* [Extracted information]:
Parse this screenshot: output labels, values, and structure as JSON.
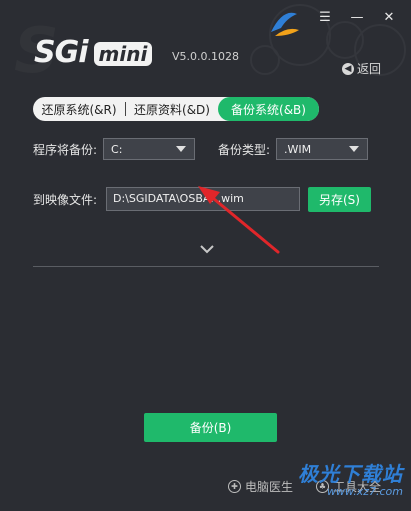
{
  "window": {
    "menu_glyph": "☰",
    "minimize_glyph": "—",
    "close_glyph": "✕"
  },
  "header": {
    "logo_text": "SGi",
    "logo_badge": "mini",
    "version": "V5.0.0.1028",
    "back_label": "返回"
  },
  "tabs": [
    {
      "label": "还原系统(&R)"
    },
    {
      "label": "还原资料(&D)"
    },
    {
      "label": "备份系统(&B)"
    }
  ],
  "form": {
    "source_label": "程序将备份:",
    "source_value": "C:",
    "type_label": "备份类型:",
    "type_value": ".WIM",
    "image_label": "到映像文件:",
    "image_path": "D:\\SGIDATA\\OSBAK.wim",
    "save_as_label": "另存(S)"
  },
  "actions": {
    "backup_label": "备份(B)"
  },
  "footer": {
    "doctor_label": "电脑医生",
    "tools_label": "工具大全"
  },
  "watermark": {
    "title": "极光下载站",
    "url": "www.xz7.com"
  },
  "colors": {
    "accent": "#1fb96b",
    "background": "#2b2d33",
    "arrow": "#e0262a"
  }
}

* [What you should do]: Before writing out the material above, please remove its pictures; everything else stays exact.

* [Solution for this exercise]:
Parse this screenshot: output labels, values, and structure as JSON.
{
  "window": {
    "menu_glyph": "☰",
    "minimize_glyph": "—",
    "close_glyph": "✕"
  },
  "header": {
    "logo_text": "SGi",
    "logo_badge": "mini",
    "version": "V5.0.0.1028",
    "back_label": "返回"
  },
  "tabs": [
    {
      "label": "还原系统(&R)"
    },
    {
      "label": "还原资料(&D)"
    },
    {
      "label": "备份系统(&B)"
    }
  ],
  "form": {
    "source_label": "程序将备份:",
    "source_value": "C:",
    "type_label": "备份类型:",
    "type_value": ".WIM",
    "image_label": "到映像文件:",
    "image_path": "D:\\SGIDATA\\OSBAK.wim",
    "save_as_label": "另存(S)"
  },
  "actions": {
    "backup_label": "备份(B)"
  },
  "footer": {
    "doctor_label": "电脑医生",
    "tools_label": "工具大全"
  },
  "watermark": {
    "title": "极光下载站",
    "url": "www.xz7.com"
  },
  "colors": {
    "accent": "#1fb96b",
    "background": "#2b2d33",
    "arrow": "#e0262a"
  }
}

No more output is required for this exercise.